The TextIO plugin natively supports decompressing files, but this pipeline seemed to be stuck using a single node, why was this? Looking at the dataflow graph I noticed that all of the steps were lit up green, meaning that they had been fused together dataflow, so each bundle was being shuffled through from start to finish. I’d seen this take a while before when using an external data source as a step. So I added a quick PTransform to key, group, and ungroup the records between reading the file and sending it to BQ. This would effectively decouple reading the file from writing it into BigQuery, as Beam can’t fuse the steps either side of the group operation.
This sped up the reading of the file, and it now took less than 3 minutes to read the file. But the whole pipeline was stuck on a single node, and only processing 90 elements (rows) per second. Giving an approximate run time of ~ 4hrs. However, if not constrained dataflow will aim for 1000s of elements/s, So whilst this was better something still wasn’t quite right.
Down the Rabbit Hole
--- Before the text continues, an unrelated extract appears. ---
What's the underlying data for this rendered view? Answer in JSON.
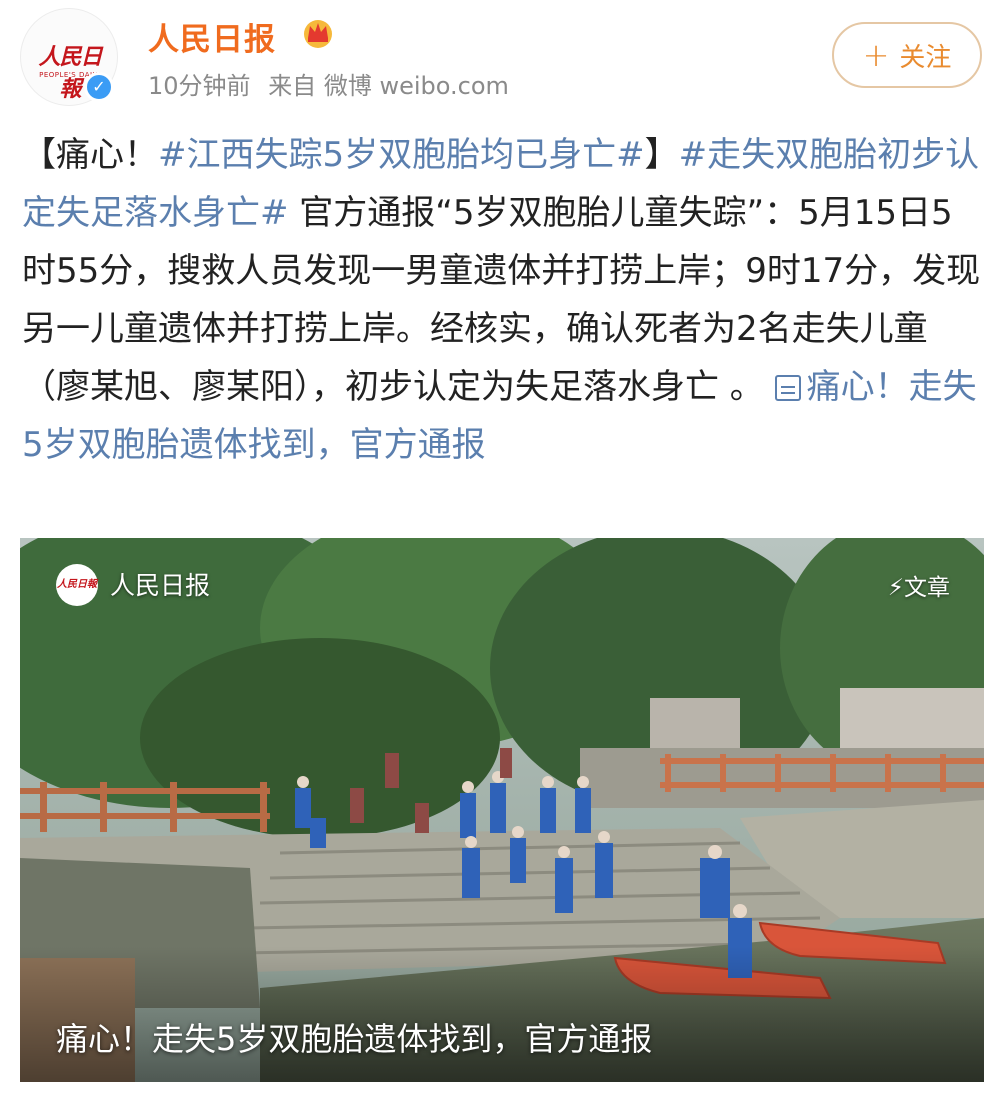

In order to understand why the performance was poor, I unzipped the file and found it expanded to nearly 20GB from it’s 100MB. So it contains mostly empty fields and rows, but still that level of expansion is unexpected, but gave a clue as to the poor performance.
When processing data from sources, Beam uses a range tracker to work out how to break data up into bundles, which can be shuffled between worker nodes where possible to allow it to scale to massive numbers of nodes. However this can only be determined by from the input, which in our case is compressed. This leads to beam incorrectly trying to keep everything in too few bundles for the size of the resulting file. Leading it to incorrectly assume that a single node is required as there is no other way to break the data up.
Thankfully, we know better, and we can tell Beam this. There’s a utility transform, called Reshuffle, buried in the beam manual that groups all of the elements by a random key into a single window and reshuffles the data into new bundles. Effectively telling Beam, “have another go at breaking this one up”.
Did it make a difference? Did it ever! Adding this additional step took the processing time for this pipeline from more than 12 hrs to less than 30 minutes! I removed my hastily thrown together PTransform, put the other niceties back in and the customer was happy.
From this experience, which is the second time I’ve encountered Beam not quite getting it’s scaling right, I wouldn’t hesitate to add the reshuffle PTransform after any step which greatly increases the size of an element, or the number of elements. Whilst it does add a little to the run time, it’s relatively memory efficient and allows Beam to better optimise the rest of the pipeline.